The creation of a private African school symbolized literacy as a form of liberation.
In 1815, Peter Croger established a private African school at his home on James Street. The school offered day and evening classes in the “common branches of education.” Croger’s school was vital to the education of black Brooklynites after the district school refused to teach children of color.
Croger’s work symbolized literacy as a form of liberation. Through literacy, they sought to empower people of color to emancipate their minds from the mental oppression of racism. They also challenged the racist perception that people of African descent were not capable or prepared to be equal citizens in the United States.
Peter Croger’s private African school founded in 1815 was located on James Street.
Today the street no longer exists. It was demolished when construction on the Brooklyn Bridge began in 1870.
Bridge Street AWME Church, Brooklyn’s oldest black church now located in Bedford-Stuyvesant, was founded by grassroots anti-slavery activists as a political base during gradual emancipation.
In 1816, Reverend Richard Allen founded the independent African Methodist Episcopal Church in Philadelphia. Two years later, inspired by anti-racism developments in Philadelphia’s black community, Peter Croger, his brother Benjamin Croger, Israel Jemison, Cesar Springfield, and John E. Jackson founded the African Methodist Episcopal (AME) Church on High Street in Brooklyn.

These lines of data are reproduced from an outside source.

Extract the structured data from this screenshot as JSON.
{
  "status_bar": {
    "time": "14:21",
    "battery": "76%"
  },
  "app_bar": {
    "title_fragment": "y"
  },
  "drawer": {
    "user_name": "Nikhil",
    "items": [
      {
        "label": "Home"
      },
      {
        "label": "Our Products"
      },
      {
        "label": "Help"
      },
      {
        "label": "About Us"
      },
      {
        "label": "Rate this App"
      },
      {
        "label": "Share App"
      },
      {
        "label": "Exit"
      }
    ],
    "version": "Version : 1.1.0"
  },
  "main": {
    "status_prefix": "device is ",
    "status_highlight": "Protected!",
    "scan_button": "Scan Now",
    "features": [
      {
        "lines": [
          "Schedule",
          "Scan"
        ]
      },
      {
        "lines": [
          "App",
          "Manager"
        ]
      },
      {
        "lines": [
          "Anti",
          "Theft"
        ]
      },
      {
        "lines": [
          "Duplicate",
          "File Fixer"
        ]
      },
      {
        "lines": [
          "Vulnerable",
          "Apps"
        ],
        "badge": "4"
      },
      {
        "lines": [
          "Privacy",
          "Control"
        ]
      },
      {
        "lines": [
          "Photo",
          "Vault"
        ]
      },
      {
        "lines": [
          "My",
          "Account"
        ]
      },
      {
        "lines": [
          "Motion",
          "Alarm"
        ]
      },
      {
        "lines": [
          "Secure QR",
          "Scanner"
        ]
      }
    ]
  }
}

The Brooklyn AME Church became central to the lives of ordinary people. Not only a place of worship, it served as a venue for educational initiatives, political protests, and temperance meetings. They church also assisted with fugitives or freedom seekers newly arrived in the city.
On July 4, 1827 slavery ended in New York State. Black New Yorkers chose to celebrate the next day in order to avoid reprisals and comment on the paradox of slavery and freedom in the United States.
Crowds gathered along Manhattan’s Broadway to celebrate Emancipation Day on July 5, 1827. James McCune Smith, a prominent abolitionist living in Manhattan, described it as a “real, full-souled, full-voiced shouting for joy … marching through the crowded streets, with feet jubilant to songs of freedom!” A week later, on July 12, 1827, black led benevolent societies took to the streets of the village of Brooklyn. They formed a “long and handsome procession,” accompanied by banners and several bands.
But emancipation brought tenuous liberties.
During the post emancipation years, black Brooklynites confronted pervasive racial injustice. Inequality in education, housing, voting, and employment was commonplace. Despite their own oppression in “free” New York, communities of color strengthened their commitment to equality through self-determination, self-preservation and protest.